According to recent data from the experts at Evercore ISI Research, T-Mobile is presently in the lead in terms of overall wireless consumer perception, with Verizon and AT&T lagging.

Data from Hundredx’s database of customer surveys was crunched by the analysts. Beginning in the middle of 2020, Hundreds began conducting surveys on customer happiness, net promoter scores (NPS), and net loyalty intent in American postpaid wireless. Through 2022, the business used 5,000 data points per month on average for wireless.

Price was the main complaint voiced by Verizon customers. Thus, since the end of 2020, Verizon’s NPS and customer happiness have decreased. In both of those categories, Verizon is currently behind T-Mobile.

However, Verizon continues to enjoy strong consumer loyalty.

The disparity between the net loyalty intent and the percentage of customers who say they plan to keep the service over the next 12 months and the percentage who say they plan to switch.

Verizon’s absolute net loyalty intent and position relative to the industry have both remained largely unchanged, while AT&T’s improved slightly, but remained below the industry average.


“The most likely explanation for this divergence is that Verizon consumer wireless customers are, on the whole, risk-averse,” wrote the Evercore analysts. “Verizon has traditionally been positioned as the best network, but at a premium price. As a result, their customer-base skews toward less price-sensitive, but more quality-focused, consumers.”

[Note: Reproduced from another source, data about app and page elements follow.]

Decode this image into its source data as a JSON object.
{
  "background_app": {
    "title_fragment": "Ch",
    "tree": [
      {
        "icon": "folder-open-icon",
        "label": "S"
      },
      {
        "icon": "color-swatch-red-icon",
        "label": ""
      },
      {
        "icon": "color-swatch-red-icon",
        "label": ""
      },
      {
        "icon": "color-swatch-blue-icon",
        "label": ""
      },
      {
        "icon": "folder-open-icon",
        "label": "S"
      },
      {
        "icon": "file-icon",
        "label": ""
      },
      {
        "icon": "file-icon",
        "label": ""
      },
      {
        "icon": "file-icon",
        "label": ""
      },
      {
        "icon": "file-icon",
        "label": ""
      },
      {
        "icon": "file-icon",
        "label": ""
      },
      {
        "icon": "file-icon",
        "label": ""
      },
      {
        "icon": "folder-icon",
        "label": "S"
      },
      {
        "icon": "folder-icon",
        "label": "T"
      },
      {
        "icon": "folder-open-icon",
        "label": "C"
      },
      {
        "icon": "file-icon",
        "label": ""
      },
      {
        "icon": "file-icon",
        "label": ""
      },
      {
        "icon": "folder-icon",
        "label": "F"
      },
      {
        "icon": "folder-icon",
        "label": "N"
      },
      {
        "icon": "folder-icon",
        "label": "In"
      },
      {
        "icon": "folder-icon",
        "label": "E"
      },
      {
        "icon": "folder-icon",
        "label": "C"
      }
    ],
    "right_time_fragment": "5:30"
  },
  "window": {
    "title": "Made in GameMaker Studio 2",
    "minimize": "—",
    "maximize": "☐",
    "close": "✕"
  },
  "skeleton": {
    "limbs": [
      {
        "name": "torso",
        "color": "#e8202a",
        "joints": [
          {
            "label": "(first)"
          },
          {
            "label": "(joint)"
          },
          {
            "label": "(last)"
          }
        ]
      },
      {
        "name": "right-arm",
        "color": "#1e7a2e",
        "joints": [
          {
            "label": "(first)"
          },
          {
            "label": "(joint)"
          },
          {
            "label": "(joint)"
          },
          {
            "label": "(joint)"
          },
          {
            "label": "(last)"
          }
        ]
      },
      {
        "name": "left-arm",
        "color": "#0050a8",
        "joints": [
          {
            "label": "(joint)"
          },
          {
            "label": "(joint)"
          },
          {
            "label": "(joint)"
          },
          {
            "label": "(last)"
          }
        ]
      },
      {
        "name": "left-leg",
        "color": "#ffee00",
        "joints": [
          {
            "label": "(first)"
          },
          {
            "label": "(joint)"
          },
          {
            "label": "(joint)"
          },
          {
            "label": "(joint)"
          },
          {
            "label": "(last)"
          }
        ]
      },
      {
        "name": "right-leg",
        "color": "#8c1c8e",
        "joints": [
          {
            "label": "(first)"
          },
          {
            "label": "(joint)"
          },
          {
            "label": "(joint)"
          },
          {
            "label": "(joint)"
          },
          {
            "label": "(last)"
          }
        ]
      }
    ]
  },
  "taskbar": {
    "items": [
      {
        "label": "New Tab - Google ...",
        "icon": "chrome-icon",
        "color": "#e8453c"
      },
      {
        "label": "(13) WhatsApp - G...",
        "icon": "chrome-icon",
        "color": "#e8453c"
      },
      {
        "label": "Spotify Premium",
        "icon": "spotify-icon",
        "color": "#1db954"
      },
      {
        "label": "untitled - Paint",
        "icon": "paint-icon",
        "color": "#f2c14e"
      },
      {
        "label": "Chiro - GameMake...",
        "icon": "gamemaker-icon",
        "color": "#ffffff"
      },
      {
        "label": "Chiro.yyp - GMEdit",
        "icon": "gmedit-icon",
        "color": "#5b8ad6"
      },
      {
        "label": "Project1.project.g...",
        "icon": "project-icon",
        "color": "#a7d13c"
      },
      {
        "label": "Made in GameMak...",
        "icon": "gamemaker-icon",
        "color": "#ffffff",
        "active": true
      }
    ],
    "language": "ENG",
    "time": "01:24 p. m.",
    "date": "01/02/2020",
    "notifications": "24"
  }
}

Therefore, it seems sensible that Verizon consumers would be reluctant to deal with the trouble of moving carriers and maybe experiencing a drop in service quality. Therefore, even if Verizon customers may not be satisfied with the price they are paying, which results in a decline in customer satisfaction, it doesn’t seem that the unhappiness has been enough to cause a sharp rise in the number of departures.

However, as Evercore said, “it’s not obvious that this is sustainable over the longer run.” The development of eSIM (and deals like T-Network Mobile’s Pass, which gives customers a three-month free trial without requiring them to switch services) will eventually make switching easier and boost consumer perception of the network quality of less expensive options, particularly those from T-Mobile.

Meanwhile, at T-Mobile, the company led in both NPS and customer satisfaction, with both up materially over the last 18 months. But the company’s net loyalty intent is below Verizon’s, and slightly below the overall industry average. “We attribute this divergence to the T-Mobile consumer customer base, which we believe to be more value-focused, and hence more likely to at least consider switching providers,” wrote Evercore.

In 2022, AT&T made a strong attempt to keep its current customers, which of course comes at a cost.

In both absolute and relative measures, AT&T’s NPS and customer satisfaction increased from late 2021 to late summer 2022, but both have since started to decline.

Customers of AT&T rank pricing as the second most critical factor, and AT&T performs worse than the industry average in this area.

Speed and coverage area are “where we observe deterioration in relative performance,” according to Evercore. “Coverage area remains a net plus for AT&T, but its relative score versus the industry has tightened since midyear, while speed, which had been a significant net positive, is now neutral versus the industry,” the study said.